NASA: Blown circuit found in shuttle fuse box

May 4, 2011 By MARCIA DUNN , AP Aerospace Writer
In this photo provided by NASA,, the space shuttle Endeavour sits on Launch Pad 39-A at the Kennedy Space Center in Cape Canaveral, Fla., Friday, April 29, 2011. Friday's launch attempt was scrubbed due to a faulty power unit heater. (AP Photo/NASA, Kim Shiflett)

(AP) -- NASA says a switch box removed from space shuttle Endeavour has a blown circuit.

The repair work is taking longer than expected. That means Endeavour's on the next-to-last shuttle flight may face yet another delay. currently is targeting a launch for next Tuesday at the earliest.

Endeavour was supposed to blast off last Friday. But fuel-line heaters did not turn on during the final part of the countdown. The problem was traced to the switch box. A replacement was installed Wednesday, but more testing is needed.

Endeavour's final voyage is under the command of Mark Kelly, husband of wounded Rep. Gabrielle Giffords.
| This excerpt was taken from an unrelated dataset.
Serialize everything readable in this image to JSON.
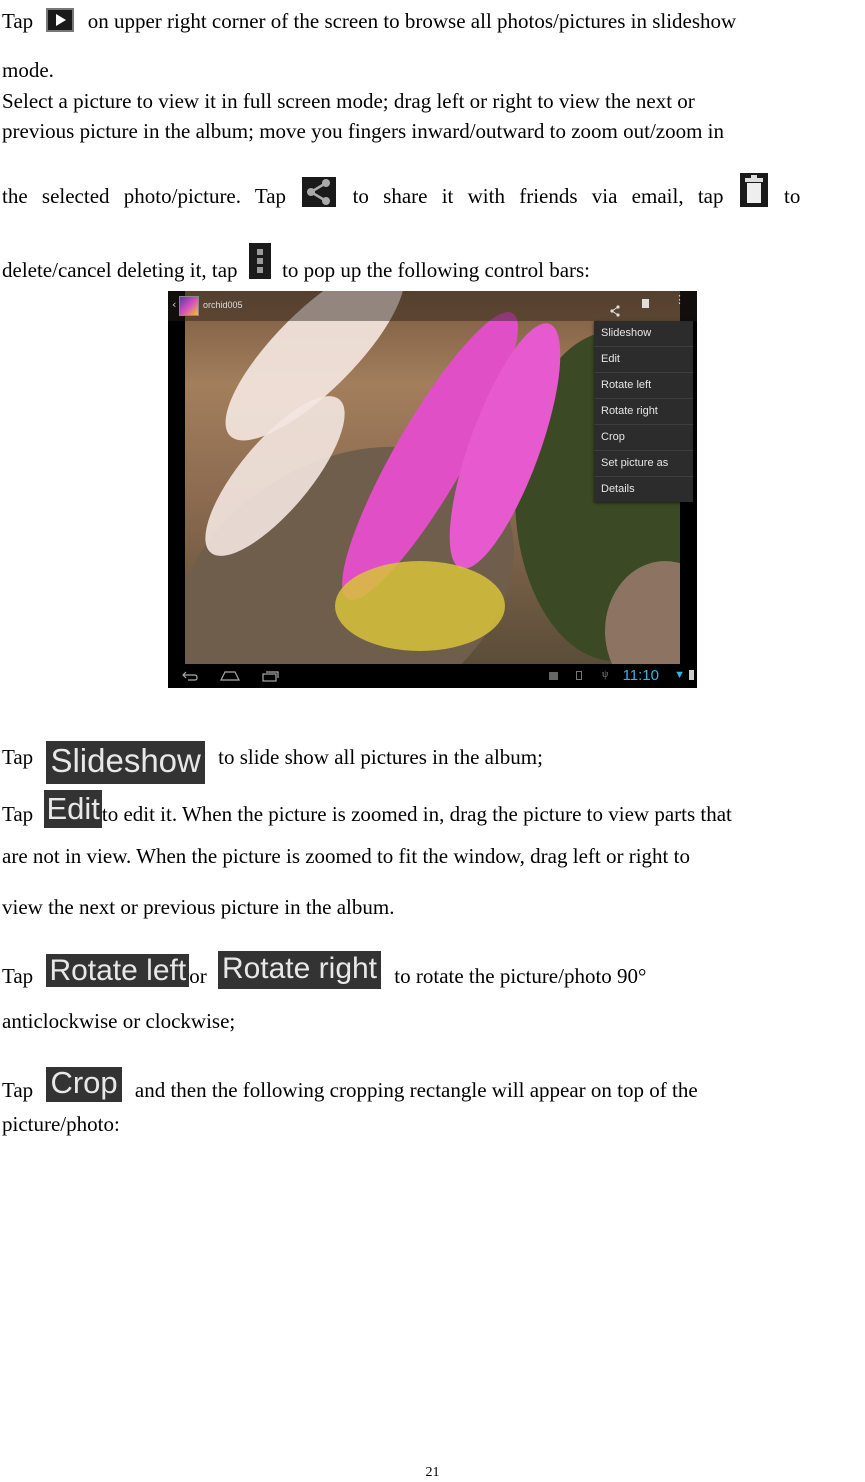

She plans to return to Florida once the launch is rescheduled.

Explore further: NASA: April 29 for next-to-last shuttle launch

More information: NASA: http://www.nasa.gov/shuttle

0 shares

Related Stories

Countdown begins for next-to-last shuttle launch

April 26, 2011

(AP) -- The astronaut husband of wounded Rep. Gabrielle Giffords arrived at NASA's launch site Tuesday for this week's flight of space shuttle Endeavour, and said his wife would be following him "pretty soon" - in plenty ...

NASA: Endeavour's last launch delayed again

May 1, 2011

Space shuttle Endeavour's final launch is off until at least the end of the week because technicians need to replace a switch box in the engine compartment, NASA said Sunday.

Recommended for you

Will SETI's unprecedented new program finally find E.T.?

August 4, 2015

Stephen Hawking, Frank Drake and dozens of journalists gathered at the Royal Society in London last week to hear astronomers announce a ground-breaking new project to search for intelligent extraterrestrial life called "Breakthrough ...

Tracking a mysterious group of asteroid outcasts

August 4, 2015

High above the plane of our solar system, near the asteroid-rich abyss between Mars and Jupiter, scientists have found a unique family of space rocks. These interplanetary oddballs are the Euphrosyne (pronounced you-FROH-seh-nee) ...

0 comments

Please sign in to add a comment. Registration is free, and takes less than a minute. Read more

Click here to reset your password.
Sign in to get notified via email when new comments are made.